Also, since all attempts to express our innermost being or soul result in contradictions the author reasons (logically) that our real nature, instead of being logical, is on the contrary revealed by our unacknowledged (illogical) ability to grasp contradictions and that ironically, it is this which leads to the most fulfilling path through life. In reading the book, one is encouraged to continually think and analyse; it is an intense read, not only for the general reader but probably for the specialist in philosophy or psychology also. But, introducing both Western and Eastern spirituality into each argument together with logic, leads one down a rather new pathway of thinking which is very refreshing. Initially, it took me conscious effort to apply what is taught in this book, but by persistently using the techniques and encouraging oneself to think 'out of the box' I found a new inner peace develop within myself.
As far as I can tell, this fusion of Eastern/Western thought is quite new but is largely unknown and, I would say, deserves a much wider audience. ~ Greg Kappers, amazon.co.uk
5.0 out of 5 stars ... which seems out of the ordinary and intriguing - like an involuntary exclamation or shout, 31 Dec. 2015
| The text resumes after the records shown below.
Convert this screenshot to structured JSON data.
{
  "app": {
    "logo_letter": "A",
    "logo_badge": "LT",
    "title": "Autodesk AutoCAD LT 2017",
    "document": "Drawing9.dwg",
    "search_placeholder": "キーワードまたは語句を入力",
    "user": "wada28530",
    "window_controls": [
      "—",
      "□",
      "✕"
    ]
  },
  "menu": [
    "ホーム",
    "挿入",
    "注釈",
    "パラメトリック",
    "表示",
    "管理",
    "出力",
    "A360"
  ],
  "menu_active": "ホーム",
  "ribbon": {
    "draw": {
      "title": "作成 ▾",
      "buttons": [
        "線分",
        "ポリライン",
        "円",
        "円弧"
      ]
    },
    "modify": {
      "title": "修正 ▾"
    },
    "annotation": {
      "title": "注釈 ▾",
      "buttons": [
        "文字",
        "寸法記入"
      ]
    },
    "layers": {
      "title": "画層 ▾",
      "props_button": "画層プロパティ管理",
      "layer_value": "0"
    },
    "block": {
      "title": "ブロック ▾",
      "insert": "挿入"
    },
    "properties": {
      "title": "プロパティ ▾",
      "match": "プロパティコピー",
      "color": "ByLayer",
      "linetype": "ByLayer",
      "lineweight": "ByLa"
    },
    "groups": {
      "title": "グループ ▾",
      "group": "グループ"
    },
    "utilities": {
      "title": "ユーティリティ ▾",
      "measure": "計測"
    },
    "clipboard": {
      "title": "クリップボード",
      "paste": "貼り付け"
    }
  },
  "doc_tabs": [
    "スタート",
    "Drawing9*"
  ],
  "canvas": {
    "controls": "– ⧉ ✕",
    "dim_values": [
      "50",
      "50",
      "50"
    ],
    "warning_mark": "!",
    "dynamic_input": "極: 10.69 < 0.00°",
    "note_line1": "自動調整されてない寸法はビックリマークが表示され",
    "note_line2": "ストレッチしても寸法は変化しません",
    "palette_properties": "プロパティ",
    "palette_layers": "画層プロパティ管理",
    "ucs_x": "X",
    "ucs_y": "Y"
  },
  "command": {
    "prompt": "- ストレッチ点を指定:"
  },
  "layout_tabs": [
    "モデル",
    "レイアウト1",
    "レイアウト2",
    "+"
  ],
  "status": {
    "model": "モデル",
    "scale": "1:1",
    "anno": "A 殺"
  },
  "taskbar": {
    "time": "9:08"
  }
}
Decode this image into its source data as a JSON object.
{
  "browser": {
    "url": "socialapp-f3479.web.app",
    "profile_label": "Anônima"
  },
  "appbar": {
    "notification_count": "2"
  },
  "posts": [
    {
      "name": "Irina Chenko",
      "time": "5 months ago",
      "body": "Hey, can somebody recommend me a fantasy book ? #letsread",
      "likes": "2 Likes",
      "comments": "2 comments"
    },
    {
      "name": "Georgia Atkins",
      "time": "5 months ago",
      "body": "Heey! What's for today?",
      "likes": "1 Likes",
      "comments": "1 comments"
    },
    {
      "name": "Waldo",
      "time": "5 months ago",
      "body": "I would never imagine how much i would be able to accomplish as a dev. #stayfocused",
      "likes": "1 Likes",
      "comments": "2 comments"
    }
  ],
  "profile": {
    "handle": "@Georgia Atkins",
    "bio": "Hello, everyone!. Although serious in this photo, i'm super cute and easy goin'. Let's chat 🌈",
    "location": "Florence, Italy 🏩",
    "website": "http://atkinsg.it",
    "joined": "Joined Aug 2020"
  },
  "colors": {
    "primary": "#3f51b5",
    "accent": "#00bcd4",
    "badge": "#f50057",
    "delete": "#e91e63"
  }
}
This review is from: The Logic of Enlightenment: A Cognitive Theory of Spirituality (Paperback)
having only read the preview and not yet having received the book and not usually being one to write reviews the reason for this comment is maybe just to draw attention to something which seems out of the ordinary and intriguing - like an involuntary exclamation or shout . the first words convinced me that this is a deeply insightful work which could only have been written by a person of great knowledge , unerstanding and yes even enlightenment - how do I know this ? - because it made me feel immediately unburdened and free as if transmitting the very qualities of the subject matter. the writing is beautifully simple and clear even in comparing different philosophical ideas . although I have yet to read the whole book the message seems to be that to see the world as it should be seen you must allow the world to be what it is and not to view it from limited perspective and logic ie to experience the joy of an enlightened being a new logic must sit on top of the old which is more receptive to an enlightened communication. anyone receptively interested in philosophy would find this book useful. ;) ~ Nicholas, amazon.co.uk
This book was a great pleasure to read as it is clear and well-argued throughout, and covers a wide range of interesting material. As regards mainstream Western philosophy, the author takes on Descartes and Hume (chapter 3, pp. 52-9) criticizing their views and presenting an alternative. However, there is much in the book which is not to be found in standard courses on the history of Western philosophy. Chapter 9 deals with the Eastern mystical philosophies of Nagarjuna and Zen Buddhism, while chapter 3 (pp. 50-52) gives an account of the Western mystical philosophy of Meister Eckhart. Moreover mysticism is explored not just in philosophical texts but in literary ones as well. There are very interesting discussions of Tolstoy, T.S.Eliot, a Shakespearean sonnet, Marlowe, and Kafka. Such a wide variety of material might, in some cases, lead to muddle and confusion, but, quite to the contrary, in the book the material is unified by a clear and definite thesis. The author thinks that mystical experience is cognitive in character, and leads to greater knowledge about the higher self and the nature of reality. ~ Professor D. Gillies, University College, London